The Fred Update is a bit of an enigma. It was released in March 2017 without any official announcements from Google, and as a result we don’t have any concrete information about what it actually does. Fortunately, SEOs are like amateur detectives when it comes to unraveling new algorithm updates, so Fred came as a welcome challenge to the community.

The conclusion is that the Fred Update takes aim at low-quality content and, much like the Panda Update in 2011, punishes sites which don’t offer users any value. This serves as yet another reminder that Google cares about the user experience above all else, and by penalising weak content they ensure that SERPs prioritise only the most helpful and engaging content for any given query.

What (little) we know

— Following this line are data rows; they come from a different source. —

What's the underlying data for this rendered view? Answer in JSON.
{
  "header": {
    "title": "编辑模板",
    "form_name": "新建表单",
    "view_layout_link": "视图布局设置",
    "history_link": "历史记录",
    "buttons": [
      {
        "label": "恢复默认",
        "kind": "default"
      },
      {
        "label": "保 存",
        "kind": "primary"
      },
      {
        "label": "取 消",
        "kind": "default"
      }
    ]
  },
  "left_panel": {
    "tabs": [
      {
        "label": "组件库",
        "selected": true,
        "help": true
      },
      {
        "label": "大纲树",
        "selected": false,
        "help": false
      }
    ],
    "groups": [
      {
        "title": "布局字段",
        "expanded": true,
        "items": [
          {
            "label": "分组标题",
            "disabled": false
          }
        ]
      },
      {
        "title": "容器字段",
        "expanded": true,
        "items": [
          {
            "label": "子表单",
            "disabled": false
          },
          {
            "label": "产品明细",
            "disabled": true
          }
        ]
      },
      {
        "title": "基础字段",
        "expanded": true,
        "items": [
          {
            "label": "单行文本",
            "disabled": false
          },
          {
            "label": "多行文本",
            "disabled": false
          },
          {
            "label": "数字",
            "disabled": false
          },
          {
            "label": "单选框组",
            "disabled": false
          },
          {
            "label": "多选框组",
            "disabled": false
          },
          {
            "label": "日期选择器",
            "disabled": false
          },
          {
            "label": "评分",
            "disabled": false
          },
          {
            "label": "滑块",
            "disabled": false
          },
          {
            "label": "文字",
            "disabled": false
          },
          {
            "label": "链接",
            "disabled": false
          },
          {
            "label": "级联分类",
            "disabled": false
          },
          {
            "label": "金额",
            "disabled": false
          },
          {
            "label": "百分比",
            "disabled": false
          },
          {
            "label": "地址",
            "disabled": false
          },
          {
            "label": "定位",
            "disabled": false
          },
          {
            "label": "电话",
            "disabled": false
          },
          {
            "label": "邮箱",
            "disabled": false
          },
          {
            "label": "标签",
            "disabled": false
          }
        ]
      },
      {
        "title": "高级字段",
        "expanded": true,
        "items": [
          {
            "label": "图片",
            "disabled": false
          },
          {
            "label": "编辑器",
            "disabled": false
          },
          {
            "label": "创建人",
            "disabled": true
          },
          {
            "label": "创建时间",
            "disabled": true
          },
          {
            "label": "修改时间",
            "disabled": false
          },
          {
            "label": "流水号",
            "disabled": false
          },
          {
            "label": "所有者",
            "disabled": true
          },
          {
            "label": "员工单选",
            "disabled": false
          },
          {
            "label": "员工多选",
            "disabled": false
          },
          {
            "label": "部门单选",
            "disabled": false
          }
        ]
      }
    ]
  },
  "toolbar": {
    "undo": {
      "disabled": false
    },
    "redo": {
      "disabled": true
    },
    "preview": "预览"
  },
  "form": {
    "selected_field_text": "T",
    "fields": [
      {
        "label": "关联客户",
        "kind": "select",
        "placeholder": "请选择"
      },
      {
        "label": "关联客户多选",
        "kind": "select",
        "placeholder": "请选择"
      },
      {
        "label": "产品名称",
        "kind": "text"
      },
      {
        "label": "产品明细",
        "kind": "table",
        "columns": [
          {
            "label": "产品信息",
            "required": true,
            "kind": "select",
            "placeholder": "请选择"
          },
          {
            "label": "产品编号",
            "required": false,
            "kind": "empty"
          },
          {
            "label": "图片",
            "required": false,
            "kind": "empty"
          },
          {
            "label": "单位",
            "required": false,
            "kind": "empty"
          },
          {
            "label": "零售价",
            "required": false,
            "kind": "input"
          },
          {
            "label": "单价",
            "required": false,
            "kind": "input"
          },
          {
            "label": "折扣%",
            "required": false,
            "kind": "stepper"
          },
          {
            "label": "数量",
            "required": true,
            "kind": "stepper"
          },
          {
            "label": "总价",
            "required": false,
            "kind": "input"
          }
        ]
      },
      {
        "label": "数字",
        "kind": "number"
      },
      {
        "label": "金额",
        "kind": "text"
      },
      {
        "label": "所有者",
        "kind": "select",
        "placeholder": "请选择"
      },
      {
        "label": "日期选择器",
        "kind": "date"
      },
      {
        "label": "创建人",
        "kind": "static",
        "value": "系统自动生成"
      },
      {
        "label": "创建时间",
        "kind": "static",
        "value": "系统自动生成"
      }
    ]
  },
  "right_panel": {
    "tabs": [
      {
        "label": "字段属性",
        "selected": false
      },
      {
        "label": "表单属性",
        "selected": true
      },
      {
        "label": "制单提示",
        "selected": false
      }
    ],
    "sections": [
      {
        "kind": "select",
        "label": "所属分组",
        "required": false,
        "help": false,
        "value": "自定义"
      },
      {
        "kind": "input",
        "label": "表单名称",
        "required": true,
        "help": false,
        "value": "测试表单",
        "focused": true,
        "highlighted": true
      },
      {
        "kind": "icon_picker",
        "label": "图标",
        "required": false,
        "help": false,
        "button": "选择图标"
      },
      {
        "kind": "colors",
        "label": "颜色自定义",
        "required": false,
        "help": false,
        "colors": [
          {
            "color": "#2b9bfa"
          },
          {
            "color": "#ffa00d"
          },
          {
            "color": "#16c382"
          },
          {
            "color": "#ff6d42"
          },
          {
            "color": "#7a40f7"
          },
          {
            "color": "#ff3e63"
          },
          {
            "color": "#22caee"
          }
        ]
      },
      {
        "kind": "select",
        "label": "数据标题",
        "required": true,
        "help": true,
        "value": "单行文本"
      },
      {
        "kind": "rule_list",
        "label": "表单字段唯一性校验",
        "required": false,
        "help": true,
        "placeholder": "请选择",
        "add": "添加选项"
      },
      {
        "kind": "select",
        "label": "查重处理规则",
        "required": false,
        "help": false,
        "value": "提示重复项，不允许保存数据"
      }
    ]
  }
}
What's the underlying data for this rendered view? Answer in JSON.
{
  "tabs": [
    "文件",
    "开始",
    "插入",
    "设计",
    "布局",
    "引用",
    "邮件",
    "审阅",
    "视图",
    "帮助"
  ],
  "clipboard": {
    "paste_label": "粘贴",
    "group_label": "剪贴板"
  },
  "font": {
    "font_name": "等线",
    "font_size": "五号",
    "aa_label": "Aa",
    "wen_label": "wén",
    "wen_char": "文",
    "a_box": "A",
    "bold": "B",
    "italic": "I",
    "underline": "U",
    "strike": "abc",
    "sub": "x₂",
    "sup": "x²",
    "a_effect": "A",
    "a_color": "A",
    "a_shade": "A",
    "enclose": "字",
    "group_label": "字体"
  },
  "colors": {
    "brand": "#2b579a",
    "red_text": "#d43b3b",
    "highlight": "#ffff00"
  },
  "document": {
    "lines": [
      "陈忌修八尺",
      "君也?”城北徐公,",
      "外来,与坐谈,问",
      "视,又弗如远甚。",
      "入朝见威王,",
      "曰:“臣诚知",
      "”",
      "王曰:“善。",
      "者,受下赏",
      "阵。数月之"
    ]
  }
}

Fred first showed itself when a number of webmasters reported sudden drops in traffic and rankings, with some even claiming that their sites had been completely deindexed. Since these fluctuations were fairly large and widespread compared to what is expected from Google’s everyday ebb and flow, it quickly became apparent that it must have been a major algorithm update. Those in the industry, after their usual bouts of panic had subsided, got to work on recording and reporting their findings so that they could change tack accordingly if needs be.

As the update’s impact developed it appeared that the main sites being affected by the update shared a common trait: they were mainly content-driven with a focus on generating revenue. According to Barry Schwartz, sites with this kind of profile saw declines in organic traffic of up to 90 percent – a hard hit indeed! Of course, there’s nothing wrong with trying to make money online through advertising and content marketing. But problems start to brew when a site tries to make money using poor-quality content as a basic lure: such an enterprise sees the user as nothing but a cash cow for cheap clicks. They’re not bothered about what they can do for the user, only what the user can do for them.

You can easily tell when a piece of content was written purely with revenue and rankings in mind. The copy is mostly illegible, saturated with repetitive keywords and poorly structured. The page is ridden with ads and affiliate links to the point where it’s difficult to navigate. The content has no depth, length, quality or originality, and it reads more like a rushed piece of school homework than a reasoned authority found in the upper-ranks of Google. Most importantly, you come away with a bad taste in your mouth: you didn’t get what you came for, your experience was bereft of any value and you feel completely unfulfilled as a result. Sounds pretty similar to the crappy splogs that popped up after Penguin, right?

So who are the winners and losers?

The chances are you don’t operate a large scale black-hat operation or a spammy affiliate site, and if so there is no reason to worry about the Fred Update. Still, it’s important to understand which sites were targeted and affected by the update so that you can take cues from their mistakes.

  • Spammy websites. With content that is either rubbish for the user (thin, outdated or spun content) or just straight-up manipulative (keyword stuffing and cloaking), spammy websites are always being attacked and penalised by Google’s algorithm.
  • Affiliate websites. In some cases, the sole aim of affiliate sites is to gain revenue from other websites by driving clicks to their sites, so the content itself just acts as a vessel for tonnes of affiliate links and advertisements. There is such thing, however, as an affiliate site that provides high-quality content. As Google’s Gary Illyes once tweeted: “there’s no inherent problem with affiliate links, the problem is when a site’s sole purpose is to be a shallow container for affiliate links.”
  • Websites with poor user experience. Many sites affected by Fred had so many ads that the content was actually quite hard to find on the page. They also featured poorly-written content with a low readability, random keywords scattered all throughout both the copy and the source code, and user interfaces that make the site difficult to navigate.

The Fred Update joins a long list of updates which target black-hat SEO tactics, the likes of which continue to plague the realm of web content. If it weren’t for Google keeping these kinds of sites in check, search results would be a lot more unreliable on the whole. It’s to the benefit of both Google (as a business) and their huge user base to keep SERPs full of relevant, useful, engaging, high-quality content. Sites with the sole purpose of getting you to click on links only serve to disrupt this long-term objective.

If you take anything away from this little summary, just remember that the main purpose of your on-site content should always be to provide relevance and value to readers – revenue, clicks, traffic, rankings, engagements, etc. should all be secondary considerations. Rewire your brain accordingly!